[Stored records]
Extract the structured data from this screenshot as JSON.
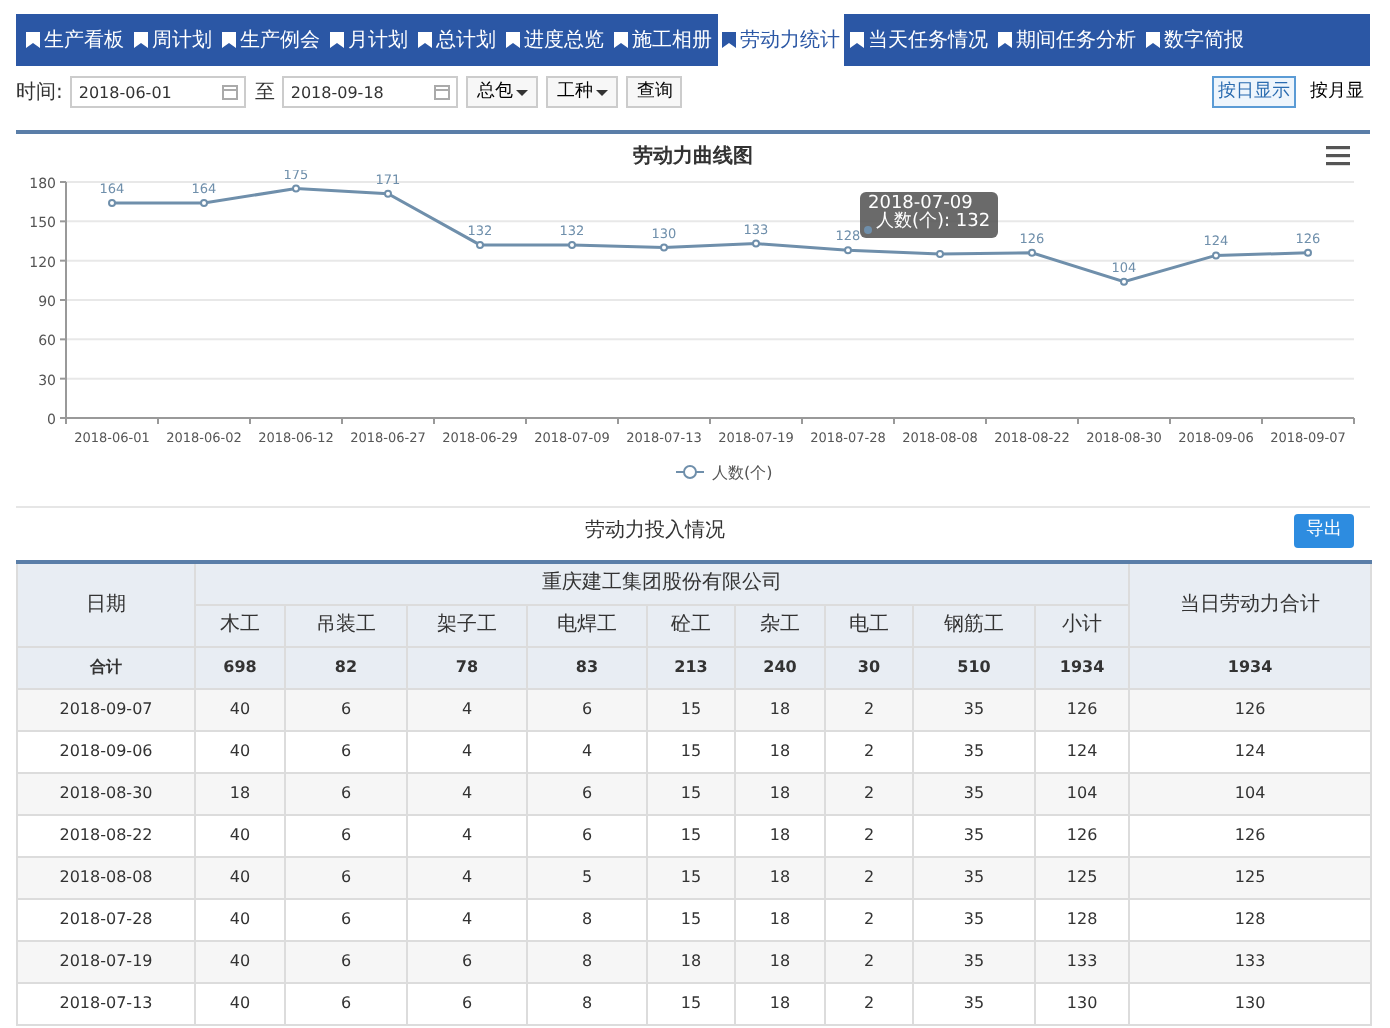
{
  "nav": {
    "tabs": [
      {
        "label": "生产看板",
        "selected": false
      },
      {
        "label": "周计划",
        "selected": false
      },
      {
        "label": "生产例会",
        "selected": false
      },
      {
        "label": "月计划",
        "selected": false
      },
      {
        "label": "总计划",
        "selected": false
      },
      {
        "label": "进度总览",
        "selected": false
      },
      {
        "label": "施工相册",
        "selected": false
      },
      {
        "label": "劳动力统计",
        "selected": true
      },
      {
        "label": "当天任务情况",
        "selected": false
      },
      {
        "label": "期间任务分析",
        "selected": false
      },
      {
        "label": "数字简报",
        "selected": false
      }
    ]
  },
  "filters": {
    "time_label": "时间:",
    "start_date": "2018-06-01",
    "to_label": "至",
    "end_date": "2018-09-18",
    "dropdowns": [
      "总包",
      "工种"
    ],
    "query_button": "查询",
    "view_buttons": [
      {
        "label": "按日显示",
        "selected": true
      },
      {
        "label": "按月显",
        "selected": false
      }
    ]
  },
  "chart_panel": {
    "tooltip": {
      "title": "2018-07-09",
      "text": "人数(个): 132"
    },
    "chart_data": {
      "type": "line",
      "title": "劳动力曲线图",
      "categories": [
        "2018-06-01",
        "2018-06-02",
        "2018-06-12",
        "2018-06-27",
        "2018-06-29",
        "2018-07-09",
        "2018-07-13",
        "2018-07-19",
        "2018-07-28",
        "2018-08-08",
        "2018-08-22",
        "2018-08-30",
        "2018-09-06",
        "2018-09-07"
      ],
      "grid": true,
      "series": [
        {
          "name": "人数(个)",
          "color": "#6f8fab",
          "marker": "circle",
          "values": [
            164,
            164,
            175,
            171,
            132,
            132,
            130,
            133,
            128,
            125,
            126,
            104,
            124,
            126
          ]
        }
      ],
      "value_labels": [
        "164",
        "164",
        "175",
        "171",
        "132",
        "132",
        "130",
        "133",
        "128",
        null,
        "126",
        "104",
        "124",
        "126"
      ],
      "ylim": [
        0,
        180
      ],
      "yticks": [
        0,
        30,
        60,
        90,
        120,
        150,
        180
      ]
    }
  },
  "table_panel": {
    "title": "劳动力投入情况",
    "export_button": "导出",
    "table": {
      "group_header": "重庆建工集团股份有限公司",
      "columns": [
        "日期",
        "木工",
        "吊装工",
        "架子工",
        "电焊工",
        "砼工",
        "杂工",
        "电工",
        "钢筋工",
        "小计",
        "当日劳动力合计"
      ],
      "rows": [
        {
          "kind": "total",
          "cells": [
            "合计",
            "698",
            "82",
            "78",
            "83",
            "213",
            "240",
            "30",
            "510",
            "1934",
            "1934"
          ]
        },
        {
          "kind": "data",
          "cells": [
            "2018-09-07",
            "40",
            "6",
            "4",
            "6",
            "15",
            "18",
            "2",
            "35",
            "126",
            "126"
          ]
        },
        {
          "kind": "data",
          "cells": [
            "2018-09-06",
            "40",
            "6",
            "4",
            "4",
            "15",
            "18",
            "2",
            "35",
            "124",
            "124"
          ]
        },
        {
          "kind": "data",
          "cells": [
            "2018-08-30",
            "18",
            "6",
            "4",
            "6",
            "15",
            "18",
            "2",
            "35",
            "104",
            "104"
          ]
        },
        {
          "kind": "data",
          "cells": [
            "2018-08-22",
            "40",
            "6",
            "4",
            "6",
            "15",
            "18",
            "2",
            "35",
            "126",
            "126"
          ]
        },
        {
          "kind": "data",
          "cells": [
            "2018-08-08",
            "40",
            "6",
            "4",
            "5",
            "15",
            "18",
            "2",
            "35",
            "125",
            "125"
          ]
        },
        {
          "kind": "data",
          "cells": [
            "2018-07-28",
            "40",
            "6",
            "4",
            "8",
            "15",
            "18",
            "2",
            "35",
            "128",
            "128"
          ]
        },
        {
          "kind": "data",
          "cells": [
            "2018-07-19",
            "40",
            "6",
            "6",
            "8",
            "18",
            "18",
            "2",
            "35",
            "133",
            "133"
          ]
        },
        {
          "kind": "data",
          "cells": [
            "2018-07-13",
            "40",
            "6",
            "6",
            "8",
            "15",
            "18",
            "2",
            "35",
            "130",
            "130"
          ]
        }
      ]
    }
  }
}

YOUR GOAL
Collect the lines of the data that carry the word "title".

OUTPUT FOR THIS EXERCISE
      "title": "2018-07-09",
      "title": "劳动力曲线图",
    "title": "劳动力投入情况",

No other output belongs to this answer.